Scott Sumner has a post over at Econlog “Endless bubbles”. He´s still trying to find an occasion when Robert Shiller recommended being long stocks…The only reference to “buying stocks” by Shiller I found was this from a Davos interview last January:
Nobel prize-winning economist Robert Shiller told CNBC at the World Economic Forum that he is still investing in the stock market despite warning of bubble-like conditions.
Shiller said that his own long-term valuation metric for stock markets, which measures price-to-earnings based on average inflation-adjusted earnings over the previous 10 years, was currently high at 25. But it was still well below the record high of 46 reached in 2000.
The most famous “bubble occasion” was back in 1996.
WSJ “Greenspan Pops the Question: Is the Stock Market Overvalued?” (December 1996)
WASHINGTON — On the morning of Dec. 3, 1996, having watched the Dow surge a dizzying 27% that year, Federal Reserve Board Chairman Alan Greenspan hosted a private meeting that became his own genteel version of the debate show “Crossfire.”
On one side was Abby Joseph Cohen, the belle of the bull market, who came from her post at Goldman, Sachs & Co. to defend investor sanity.
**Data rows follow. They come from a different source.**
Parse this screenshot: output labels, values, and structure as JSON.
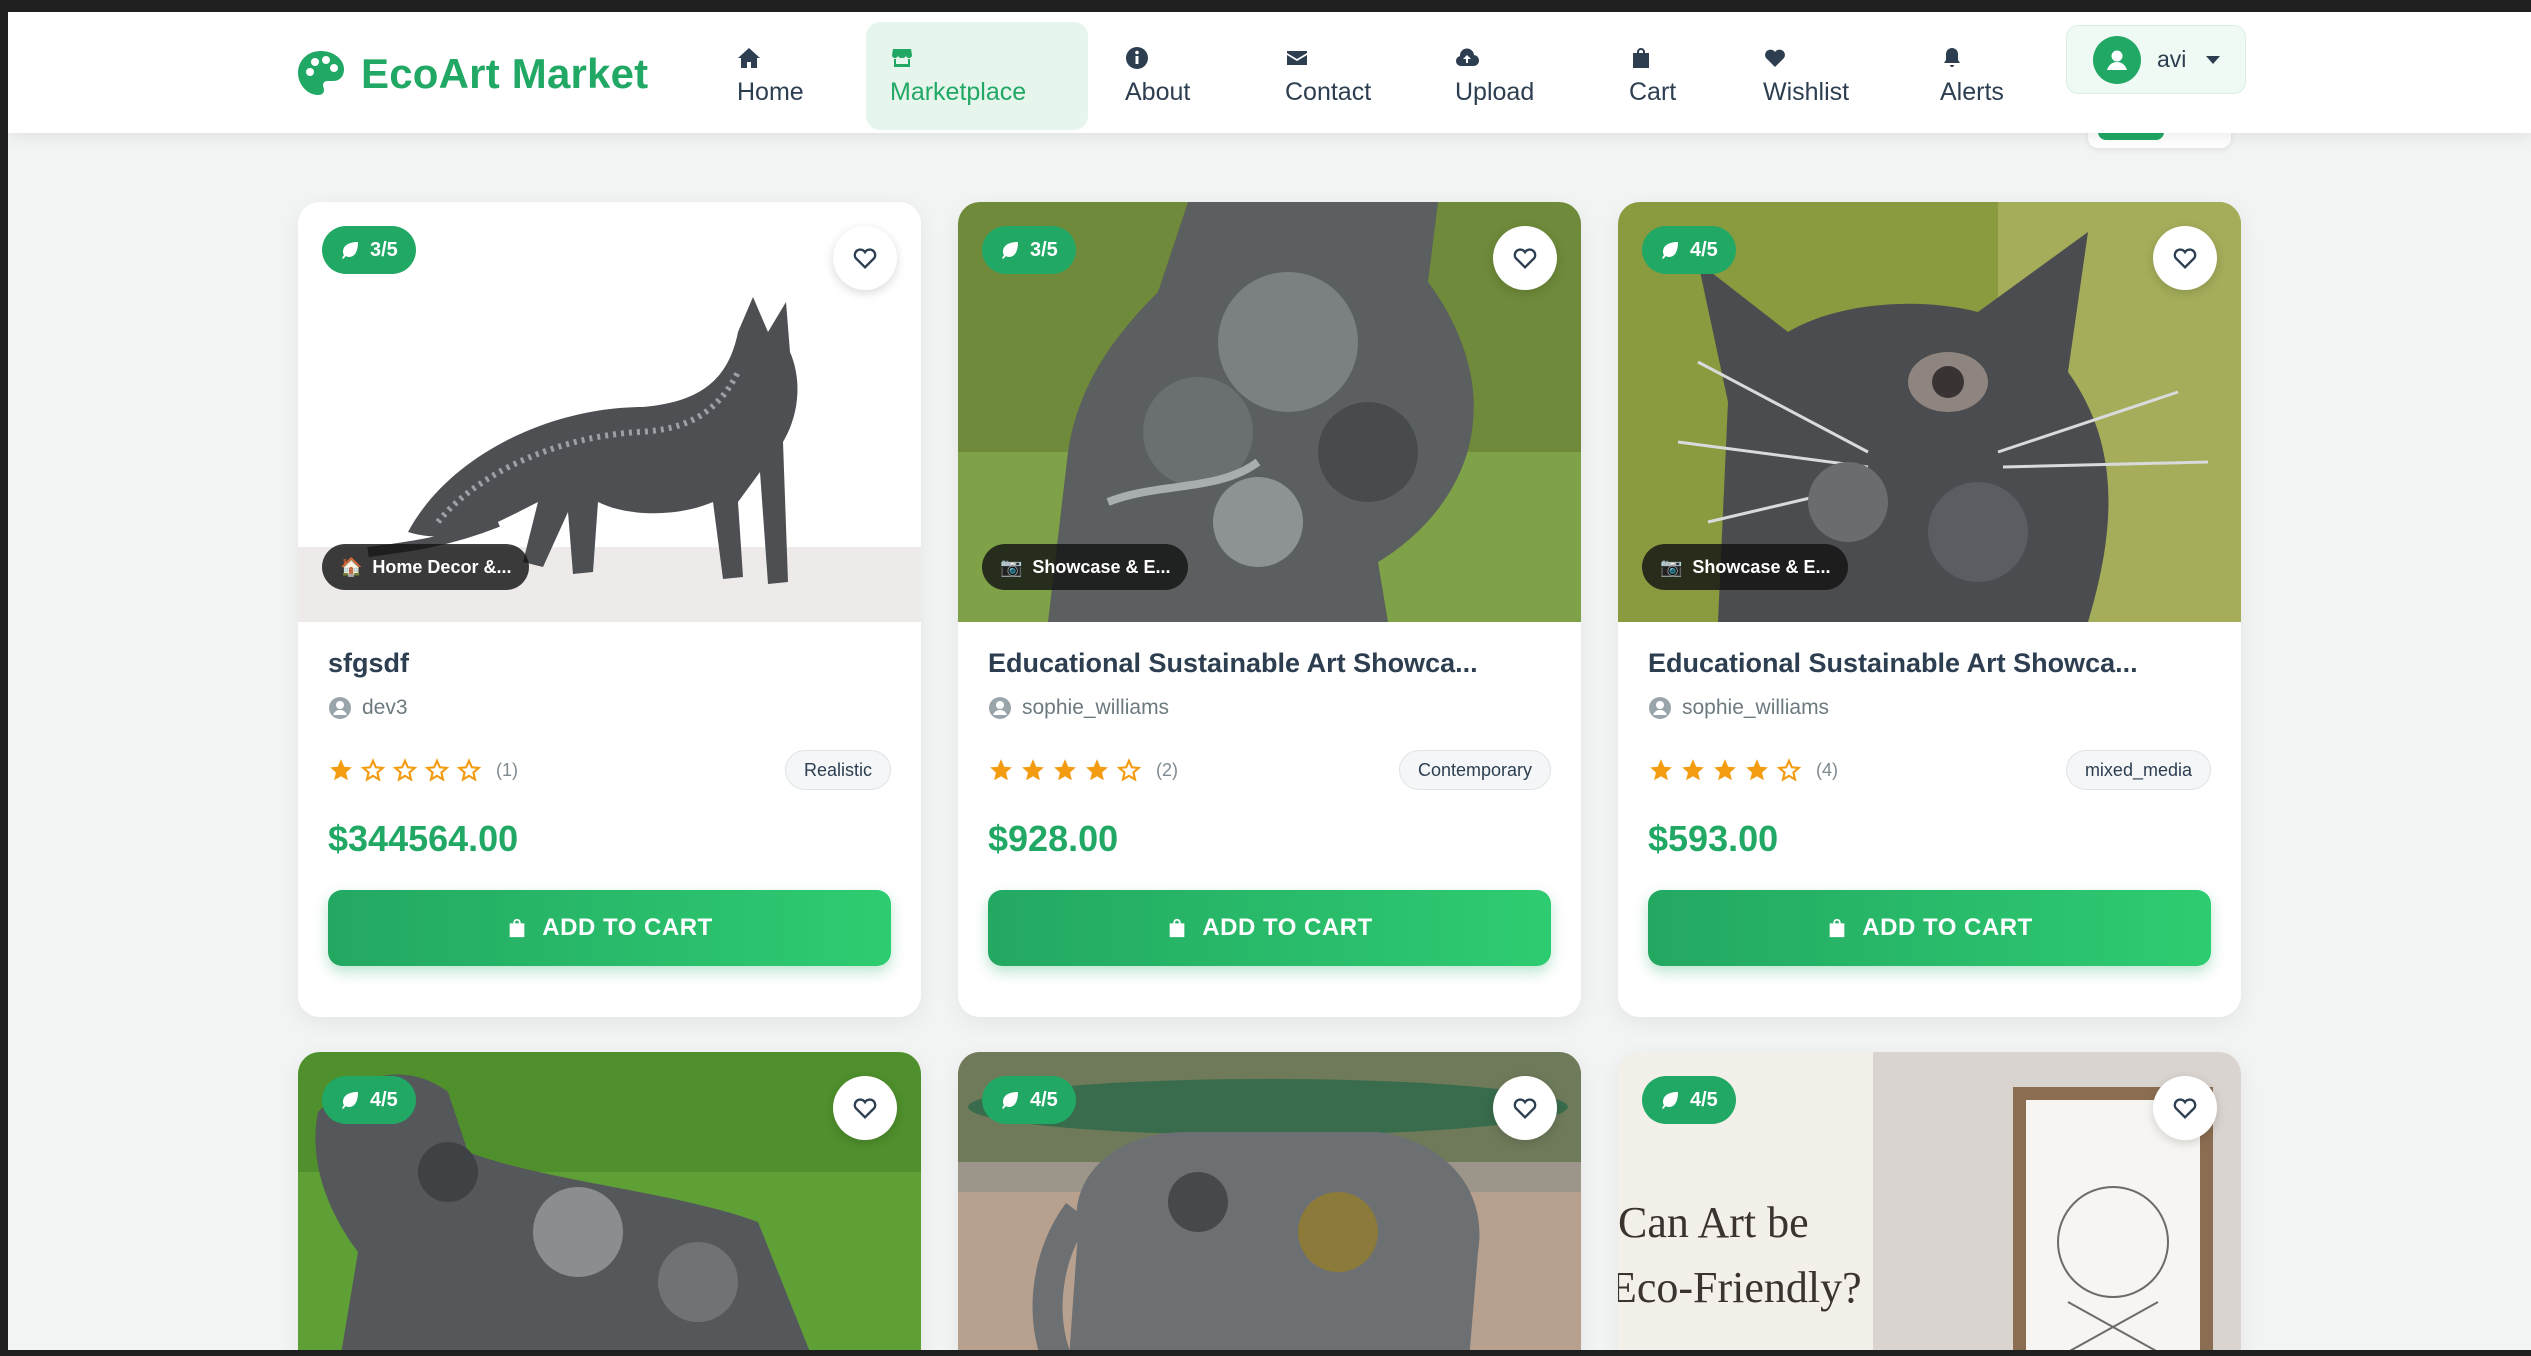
{
  "brand": {
    "name": "EcoArt Market",
    "accent": "#21a865"
  },
  "nav": {
    "items": [
      {
        "label": "Home",
        "icon": "home-icon"
      },
      {
        "label": "Marketplace",
        "icon": "store-icon",
        "active": true
      },
      {
        "label": "About",
        "icon": "info-icon"
      },
      {
        "label": "Contact",
        "icon": "envelope-icon"
      },
      {
        "label": "Upload",
        "icon": "cloud-upload-icon"
      },
      {
        "label": "Cart",
        "icon": "shopping-bag-icon"
      },
      {
        "label": "Wishlist",
        "icon": "heart-icon"
      },
      {
        "label": "Alerts",
        "icon": "bell-icon"
      }
    ],
    "user": {
      "name": "avi",
      "icon": "user-circle-icon"
    }
  },
  "cards": [
    {
      "eco_score": "3/5",
      "category": "Home Decor &...",
      "title": "sfgsdf",
      "artist": "dev3",
      "rating": 1,
      "rating_count": "(1)",
      "style": "Realistic",
      "price": "$344564.00",
      "cta": "ADD TO CART"
    },
    {
      "eco_score": "3/5",
      "category": "Showcase & E...",
      "title": "Educational Sustainable Art Showca...",
      "artist": "sophie_williams",
      "rating": 4,
      "rating_count": "(2)",
      "style": "Contemporary",
      "price": "$928.00",
      "cta": "ADD TO CART"
    },
    {
      "eco_score": "4/5",
      "category": "Showcase & E...",
      "title": "Educational Sustainable Art Showca...",
      "artist": "sophie_williams",
      "rating": 4,
      "rating_count": "(4)",
      "style": "mixed_media",
      "price": "$593.00",
      "cta": "ADD TO CART"
    },
    {
      "eco_score": "4/5"
    },
    {
      "eco_score": "4/5"
    },
    {
      "eco_score": "4/5",
      "image_text_1": "Can Art be",
      "image_text_2": "Eco-Friendly?"
    }
  ]
}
She methodically gave Fed governors a list of reasons why underlying economic changes justified such lofty prices in the market.
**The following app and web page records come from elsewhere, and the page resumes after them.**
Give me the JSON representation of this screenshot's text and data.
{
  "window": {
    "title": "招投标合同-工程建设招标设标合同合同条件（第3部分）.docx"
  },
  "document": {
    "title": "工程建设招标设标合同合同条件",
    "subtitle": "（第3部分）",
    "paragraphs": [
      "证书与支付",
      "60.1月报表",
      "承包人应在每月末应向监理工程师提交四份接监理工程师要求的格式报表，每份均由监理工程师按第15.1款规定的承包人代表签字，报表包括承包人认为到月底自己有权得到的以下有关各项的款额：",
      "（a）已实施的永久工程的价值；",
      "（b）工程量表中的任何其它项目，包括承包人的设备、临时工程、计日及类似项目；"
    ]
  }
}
On the other side were two Ivy League economists, Yale’s Robert Shiller and Harvard’s John Campbell, who painted a much gloomier picture, though they didn’t address Ms. Cohen’s comments directly. They illustrated their message of portent in 10 pages of handouts showing trends going back to 1872. The markets were destined, at best, to tread water, and possibly to crash, they warned.
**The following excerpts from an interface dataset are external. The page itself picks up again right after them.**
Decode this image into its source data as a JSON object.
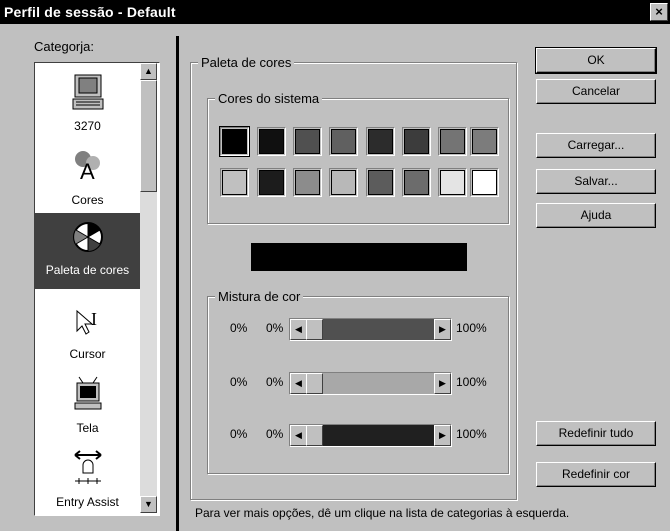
{
  "window": {
    "title": "Perfil de sessão - Default",
    "close_label": "×"
  },
  "sidebar": {
    "label": "Categorja:",
    "items": [
      {
        "label": "3270",
        "icon": "terminal-icon"
      },
      {
        "label": "Cores",
        "icon": "colors-icon"
      },
      {
        "label": "Paleta de cores",
        "icon": "palette-icon",
        "selected": true
      },
      {
        "label": "Cursor",
        "icon": "cursor-icon"
      },
      {
        "label": "Tela",
        "icon": "screen-icon"
      },
      {
        "label": "Entry Assist",
        "icon": "entry-assist-icon"
      }
    ],
    "scroll_up": "▲",
    "scroll_down": "▼"
  },
  "palette": {
    "group_label": "Paleta de cores",
    "system_colors_label": "Cores do sistema",
    "row1": [
      "#000000",
      "#101010",
      "#505050",
      "#606060",
      "#2c2c2c",
      "#3c3c3c",
      "#747474",
      "#7c7c7c"
    ],
    "row2": [
      "#c0c0c0",
      "#1c1c1c",
      "#8c8c8c",
      "#b8b8b8",
      "#5c5c5c",
      "#6c6c6c",
      "#e4e4e4",
      "#ffffff"
    ],
    "preview_color": "#000000",
    "mix_label": "Mistura de cor",
    "sliders": [
      {
        "left_pct": "0%",
        "value_pct": "0%",
        "max_pct": "100%",
        "track_color": "#505050"
      },
      {
        "left_pct": "0%",
        "value_pct": "0%",
        "max_pct": "100%",
        "track_color": "#a8a8a8"
      },
      {
        "left_pct": "0%",
        "value_pct": "0%",
        "max_pct": "100%",
        "track_color": "#202020"
      }
    ],
    "arrow_left": "◀",
    "arrow_right": "▶"
  },
  "buttons": {
    "ok": "OK",
    "cancel": "Cancelar",
    "load": "Carregar...",
    "save": "Salvar...",
    "help": "Ajuda",
    "reset_all": "Redefinir tudo",
    "reset_color": "Redefinir cor"
  },
  "hint": "Para ver mais opções, dê um clique na lista de categorias à esquerda."
}
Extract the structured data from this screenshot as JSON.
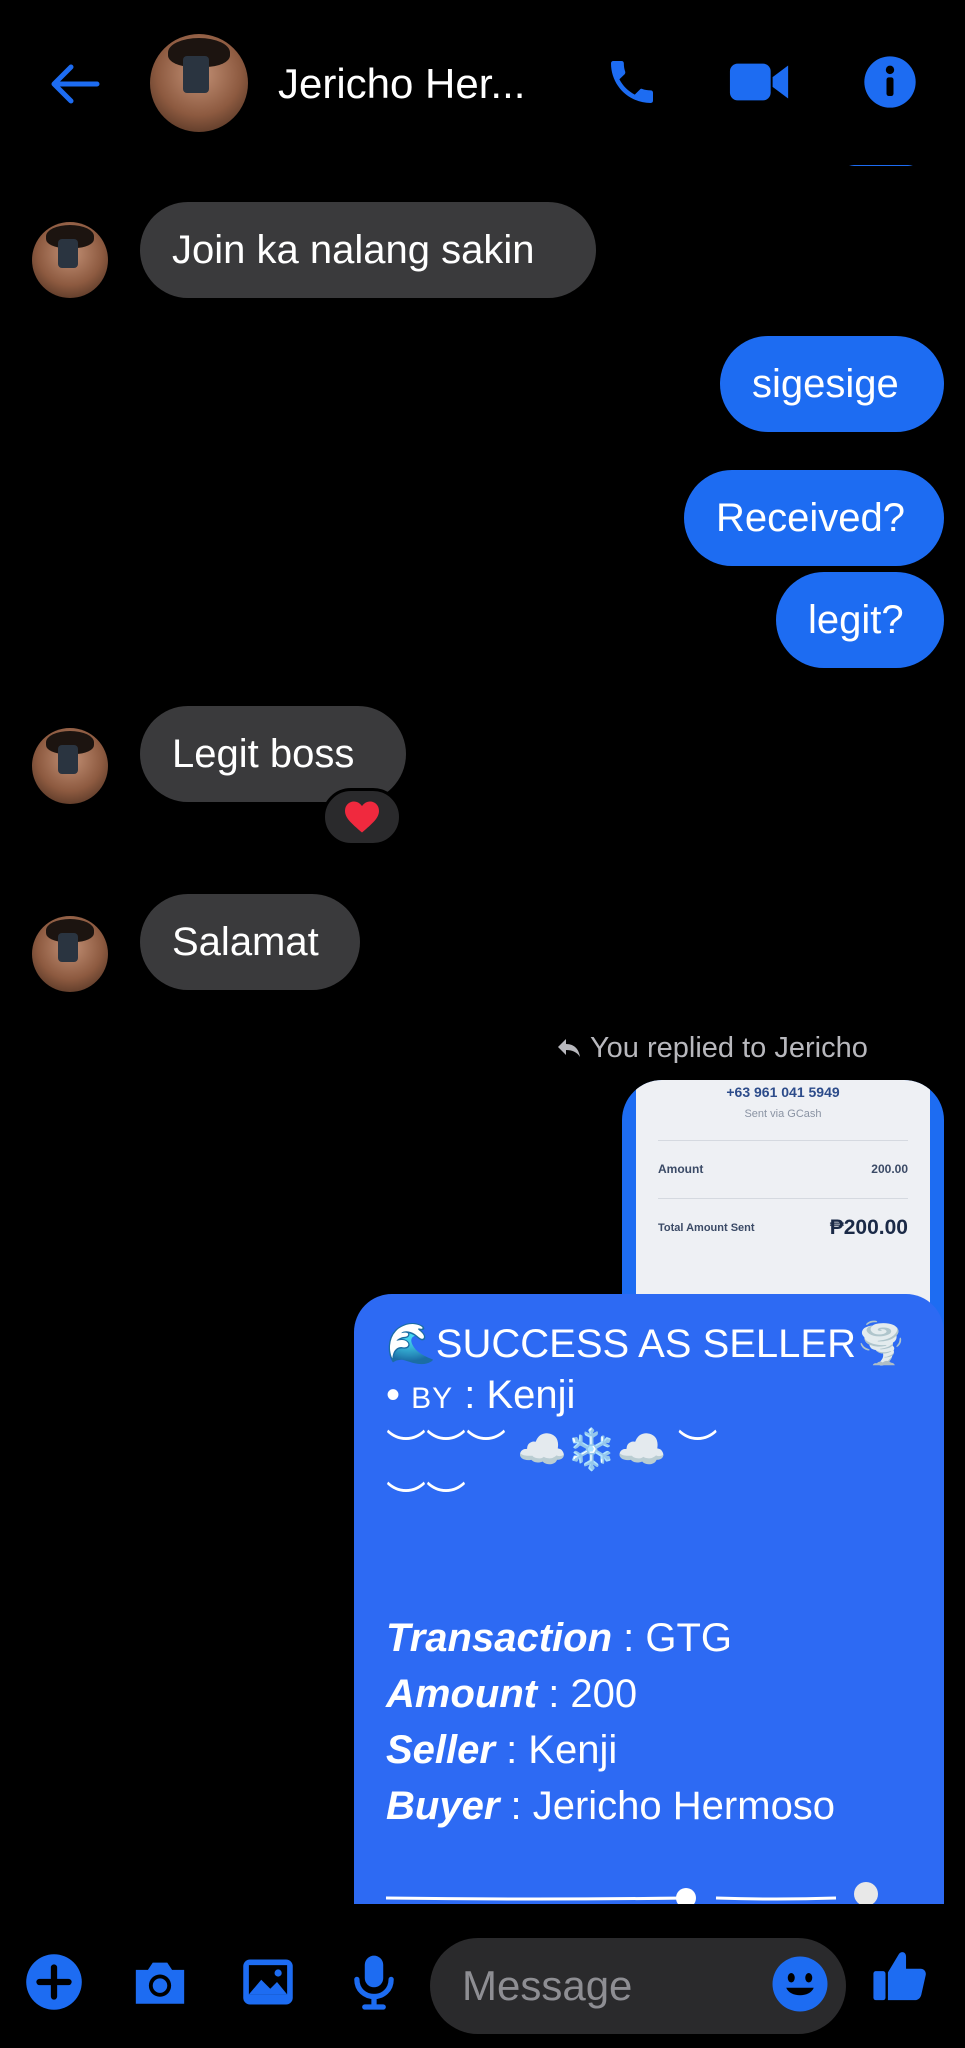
{
  "header": {
    "contact_name": "Jericho Her...",
    "icons": [
      "back-arrow-icon",
      "phone-icon",
      "video-camera-icon",
      "info-icon"
    ],
    "accent_color": "#1d6cf2"
  },
  "messages": {
    "join": "Join ka nalang sakin",
    "sigesige": "sigesige",
    "received": "Received?",
    "legit_q": "legit?",
    "legit_boss": "Legit boss",
    "legit_reaction": "❤️",
    "salamat": "Salamat",
    "reply_label": "You replied to Jericho"
  },
  "receipt": {
    "number": "+63 961 041 5949",
    "via": "Sent via GCash",
    "amount_label": "Amount",
    "amount_value": "200.00",
    "total_label": "Total Amount Sent",
    "total_value": "₱200.00"
  },
  "card": {
    "title": "🌊SUCCESS AS SELLER🌪️",
    "by_prefix": "• ",
    "by_label": "BY",
    "by_value": " : Kenji",
    "deco1": "︶︶︶ ☁️❄️☁️ ︶",
    "deco2": "︶︶",
    "transaction_label": "Transaction",
    "transaction_value": " : GTG",
    "amount_label": "Amount",
    "amount_value": " : 200",
    "seller_label": "Seller",
    "seller_value": " : Kenji",
    "buyer_label": "Buyer",
    "buyer_value": " : Jericho Hermoso"
  },
  "composer": {
    "placeholder": "Message",
    "icons": [
      "plus-icon",
      "camera-icon",
      "gallery-icon",
      "microphone-icon",
      "emoji-icon",
      "thumbs-up-icon"
    ]
  }
}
As unusual as that meeting was, it didn’t compare to what would follow two days later. At a black-tie banquet at the Washington Hilton, Mr. Greenspan delivered a speech that would contain the most memorable utterances of his career: “How do we know when irrational exuberance has unduly escalated asset values? … And how do we factor that assessment into monetary policy?”
Minutes after he spoke, stocks began tumbling in Tokyo, where the markets were open. That was followed by more carnage in Europe, then the U.S. Over the next few weeks, the Dow Jones Industrial Average slipped 4% from its then-record of 6400. Back at Yale, Prof. Shiller’s wife penned a Christmas letter to friends: “Recently, Bob has been troubled by the thought that he may have caused a worldwide stock market slide.”
Other notable examples.
Krugman in “Ice Age Cometh” (May 1998):
The more I look at the amazing rise of the U.S. stock market, the more I become convinced that we are looking at a mammoth psychological problem. I don’t mean mammoth as in “huge” (though maybe that too), but as in “elephant”. Let me explain.
If you follow trends in psychology, you know that Freud is out and Darwin is in. The basic idea of “evolutionary psych” is that our brains are exquisitely designed to help us cope with our environment – but unfortunately, the environment they are designed for is the one we evolved and lived in for the past two million years, not the alleged civilization we created just a couple of centuries ago. We are, all of us, hunter-gatherers lost in the big city. And therein, say the theorists, lie the roots of many of our bad habits. Our craving for sweets evolved in a world without ice-cream; our interest in gossip evolved in a world without tabloids; our emotional response to music evolved in a world without Celine Dion. And we have investment instincts designed for hunting mammoths, not capital gains.
The Economist “America´s bubble economy” (April 1998):
AN ECONOMIST, it is said, is an expert who will know tomorrow why the things he predicted yesterday did not happen today. So what will be tomorrow’s explanation of why share prices continue to soar today despite frequent warnings from many commentators (including The Economist) that Wall Street is overvalued? The most popular explanation within America is that it has entered a new economic era of faster, inflation-free growth, and hence stronger profits, thanks to new technology and globalisation. We beg to differ: America is experiencing a serious asset-price bubble.
The charts depict the stock market (S&P) in both nominal and real (inflation-adjusted) terms and Shiller´s 10 year trailing P/E ratio. Bubbles or Macroeconomic Fundamentals? Take your pick!